Data for analysis:
*** Block opens ***

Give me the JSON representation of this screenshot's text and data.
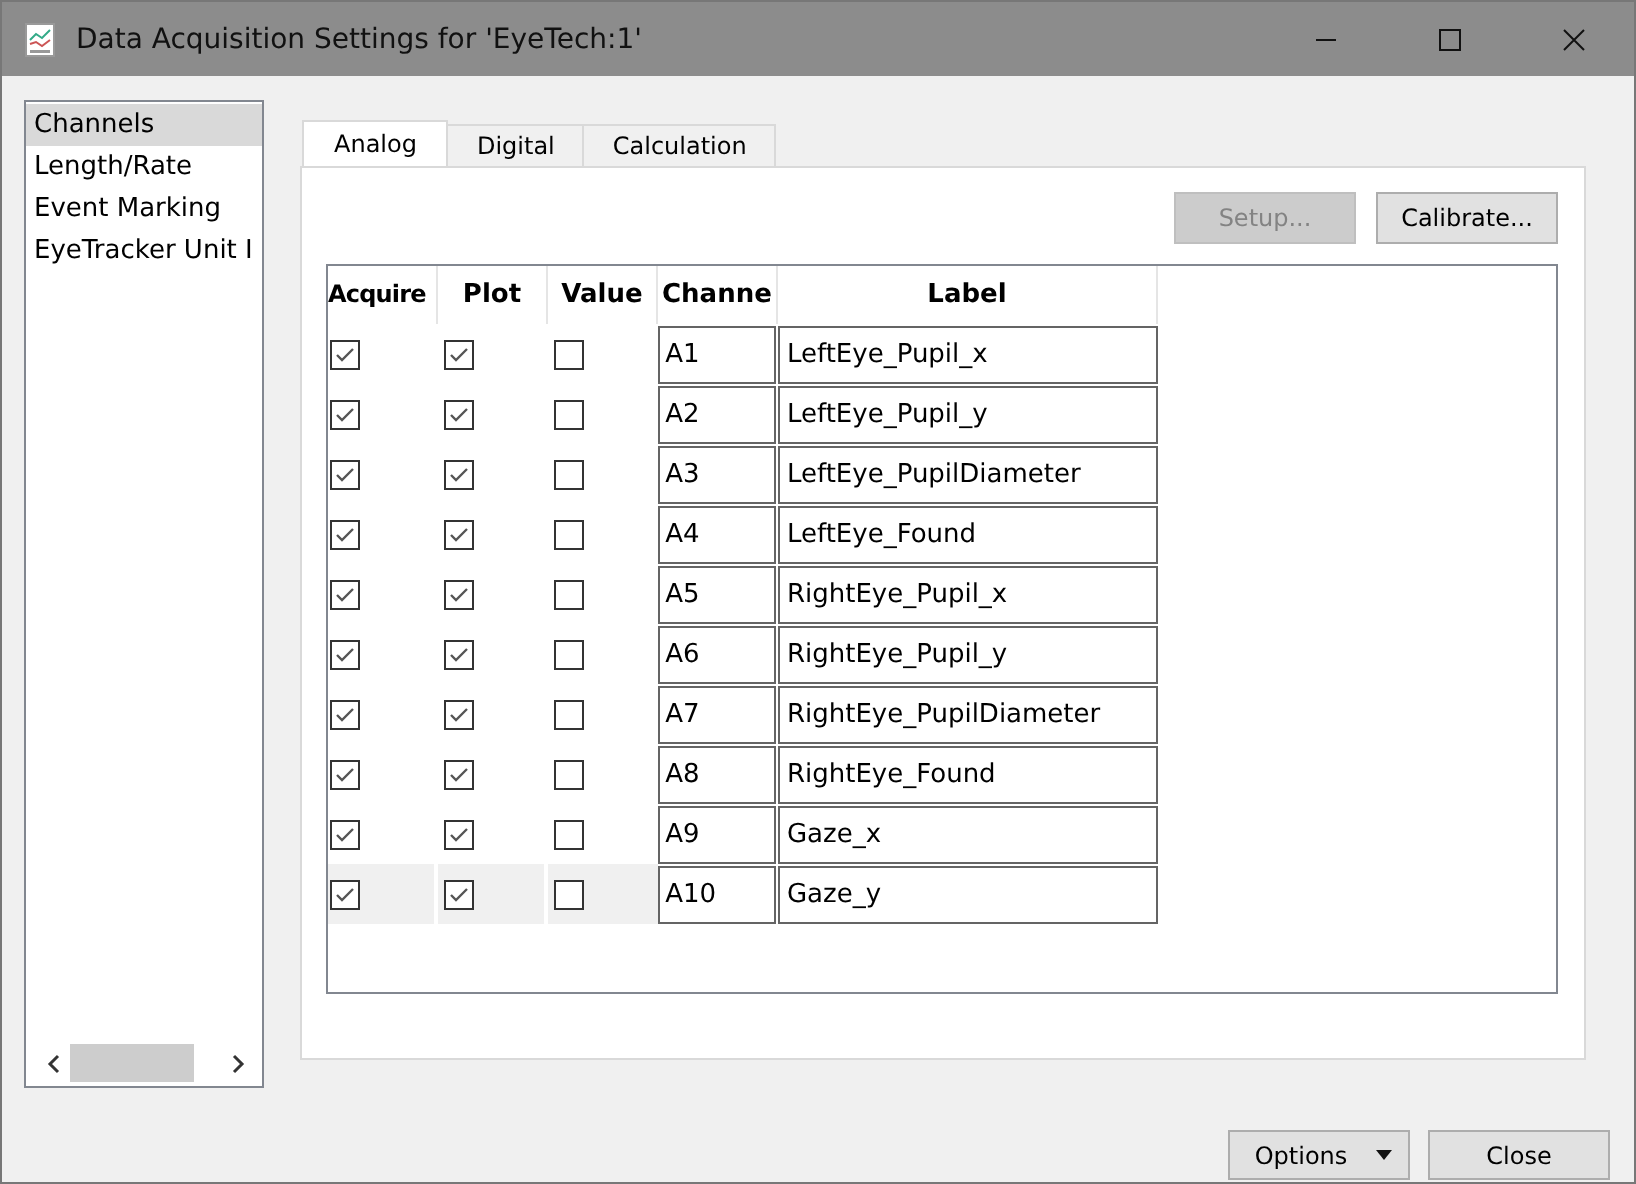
{
  "window": {
    "title": "Data Acquisition Settings for 'EyeTech:1'"
  },
  "sidebar": {
    "items": [
      {
        "label": "Channels",
        "selected": true
      },
      {
        "label": "Length/Rate",
        "selected": false
      },
      {
        "label": "Event Marking",
        "selected": false
      },
      {
        "label": "EyeTracker Unit I",
        "selected": false
      }
    ]
  },
  "tabs": [
    {
      "label": "Analog",
      "selected": true
    },
    {
      "label": "Digital",
      "selected": false
    },
    {
      "label": "Calculation",
      "selected": false
    }
  ],
  "toolbar": [
    {
      "label": "Setup...",
      "disabled": true
    },
    {
      "label": "Calibrate...",
      "disabled": false
    }
  ],
  "table": {
    "columns": [
      "Acquire",
      "Plot",
      "Value",
      "Channe",
      "Label"
    ],
    "rows": [
      {
        "acquire": true,
        "plot": true,
        "value": false,
        "channel": "A1",
        "label": "LeftEye_Pupil_x",
        "selected": false
      },
      {
        "acquire": true,
        "plot": true,
        "value": false,
        "channel": "A2",
        "label": "LeftEye_Pupil_y",
        "selected": false
      },
      {
        "acquire": true,
        "plot": true,
        "value": false,
        "channel": "A3",
        "label": "LeftEye_PupilDiameter",
        "selected": false
      },
      {
        "acquire": true,
        "plot": true,
        "value": false,
        "channel": "A4",
        "label": "LeftEye_Found",
        "selected": false
      },
      {
        "acquire": true,
        "plot": true,
        "value": false,
        "channel": "A5",
        "label": "RightEye_Pupil_x",
        "selected": false
      },
      {
        "acquire": true,
        "plot": true,
        "value": false,
        "channel": "A6",
        "label": "RightEye_Pupil_y",
        "selected": false
      },
      {
        "acquire": true,
        "plot": true,
        "value": false,
        "channel": "A7",
        "label": "RightEye_PupilDiameter",
        "selected": false
      },
      {
        "acquire": true,
        "plot": true,
        "value": false,
        "channel": "A8",
        "label": "RightEye_Found",
        "selected": false
      },
      {
        "acquire": true,
        "plot": true,
        "value": false,
        "channel": "A9",
        "label": "Gaze_x",
        "selected": false
      },
      {
        "acquire": true,
        "plot": true,
        "value": false,
        "channel": "A10",
        "label": "Gaze_y",
        "selected": true
      }
    ]
  },
  "buttons": [
    "Options",
    "Close"
  ]
}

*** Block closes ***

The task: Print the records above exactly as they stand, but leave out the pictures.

Reply:
Give me the JSON representation of this screenshot's text and data.
{
  "window": {
    "title": "Data Acquisition Settings for 'EyeTech:1'"
  },
  "sidebar": {
    "items": [
      {
        "label": "Channels",
        "selected": true
      },
      {
        "label": "Length/Rate",
        "selected": false
      },
      {
        "label": "Event Marking",
        "selected": false
      },
      {
        "label": "EyeTracker Unit I",
        "selected": false
      }
    ]
  },
  "tabs": [
    {
      "label": "Analog",
      "selected": true
    },
    {
      "label": "Digital",
      "selected": false
    },
    {
      "label": "Calculation",
      "selected": false
    }
  ],
  "toolbar": [
    {
      "label": "Setup...",
      "disabled": true
    },
    {
      "label": "Calibrate...",
      "disabled": false
    }
  ],
  "table": {
    "columns": [
      "Acquire",
      "Plot",
      "Value",
      "Channe",
      "Label"
    ],
    "rows": [
      {
        "acquire": true,
        "plot": true,
        "value": false,
        "channel": "A1",
        "label": "LeftEye_Pupil_x",
        "selected": false
      },
      {
        "acquire": true,
        "plot": true,
        "value": false,
        "channel": "A2",
        "label": "LeftEye_Pupil_y",
        "selected": false
      },
      {
        "acquire": true,
        "plot": true,
        "value": false,
        "channel": "A3",
        "label": "LeftEye_PupilDiameter",
        "selected": false
      },
      {
        "acquire": true,
        "plot": true,
        "value": false,
        "channel": "A4",
        "label": "LeftEye_Found",
        "selected": false
      },
      {
        "acquire": true,
        "plot": true,
        "value": false,
        "channel": "A5",
        "label": "RightEye_Pupil_x",
        "selected": false
      },
      {
        "acquire": true,
        "plot": true,
        "value": false,
        "channel": "A6",
        "label": "RightEye_Pupil_y",
        "selected": false
      },
      {
        "acquire": true,
        "plot": true,
        "value": false,
        "channel": "A7",
        "label": "RightEye_PupilDiameter",
        "selected": false
      },
      {
        "acquire": true,
        "plot": true,
        "value": false,
        "channel": "A8",
        "label": "RightEye_Found",
        "selected": false
      },
      {
        "acquire": true,
        "plot": true,
        "value": false,
        "channel": "A9",
        "label": "Gaze_x",
        "selected": false
      },
      {
        "acquire": true,
        "plot": true,
        "value": false,
        "channel": "A10",
        "label": "Gaze_y",
        "selected": true
      }
    ]
  },
  "buttons": [
    "Options",
    "Close"
  ]
}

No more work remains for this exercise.